MANILA, Philippines - A group of militant farmers has criticized the government for not prioritizing rural development, which they said produced a huge number of unemployed Filipinos.
The Unyon ng mga Manggagawa sa Agrikultura (UMA) said the Aquino government only promoted business assisted programs that produced low income for farmers and deprived lands to tillers.
UMA chairperson Lito Bais said they are not expecting President Aquino to address the high unemployment rate in the countryside.
“Agricultural workers together with the rest of the rural folks should not depend on the grace of the President.

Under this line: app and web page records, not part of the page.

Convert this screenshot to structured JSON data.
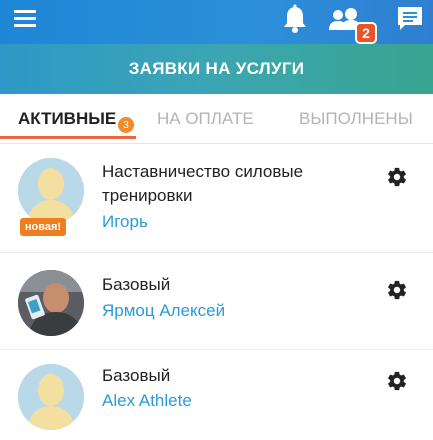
{
  "header": {
    "title": "ЗАЯВКИ НА УСЛУГИ",
    "people_badge": "2",
    "icons": [
      "menu-icon",
      "bell-icon",
      "people-icon",
      "message-icon"
    ]
  },
  "tabs": [
    {
      "label": "АКТИВНЫЕ",
      "badge": "3",
      "active": true
    },
    {
      "label": "НА ОПЛАТЕ",
      "active": false
    },
    {
      "label": "ВЫПОЛНЕНЫ",
      "active": false
    }
  ],
  "requests": [
    {
      "title_line1": "Наставничество силовые",
      "title_line2": "тренировки",
      "client": "Игорь",
      "new_label": "новая!"
    },
    {
      "title_line1": "Базовый",
      "client": "Ярмоц Алексей"
    },
    {
      "title_line1": "Базовый",
      "client": "Alex Athlete"
    }
  ],
  "colors": {
    "header_blue": "#1f86d6",
    "accent_orange": "#e8673f",
    "link_blue": "#2a9bd7"
  }
}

He had shown his true color in the Hacienda Luisita issue,” he said.
The group also pointed out that landlessness in the countryside is still the main cause of massive unemployment.
They said in an economy which is basically agricultural, the lack of lands to be distributed among the rural folks is equal to growing unemployment.
“Yet even if a small percent of them find ways to hold jobs, they still face the problem of job security, decent wage and benefits,” Bais said.
According to the National Statistical Coordination Board (NSCB), rural workers are among the lowest salary earner and among the poorest in the countryside.
“The entire agriculture sector posted the lowest labor productivity rate of only P56,728 in 2012, way below the industry and services sectors’ rates of P351,024 and P181,850, respectively, “the NSCB said.
It said farmers were only paid an average of P156.8 a day in 2011 while fishermen took home P178.43.
The same NSCB report said that agriculture employs more than a third of the country’s labor force and the high incidence rate of poverty in the sector is not a surprise.
“Given the low labor productivity and wage rates, it is not surprising that across basic sectors, poverty incidence is highest among fishermen and farmers at 41.4 percent and 36.7 percent, respectively, in 2009, way above the poverty incidence for the whole country at 26.5 percent in 2009,” the report said.
Bais criticized the government’s plan of colla-borating with local and foreign agricultural companies to increase jobs in the countryside.
“Selling our agricultural lands to the highest bidder will further decimate job opportunities in the countryside,” he said.
He said the government should implement a genuine land reform that gives farmers enough support and power to make their land productive on their own way.
“Only through a genuine land reform can the problem of unemployment be resolved particularly in the countryside,” Bais said.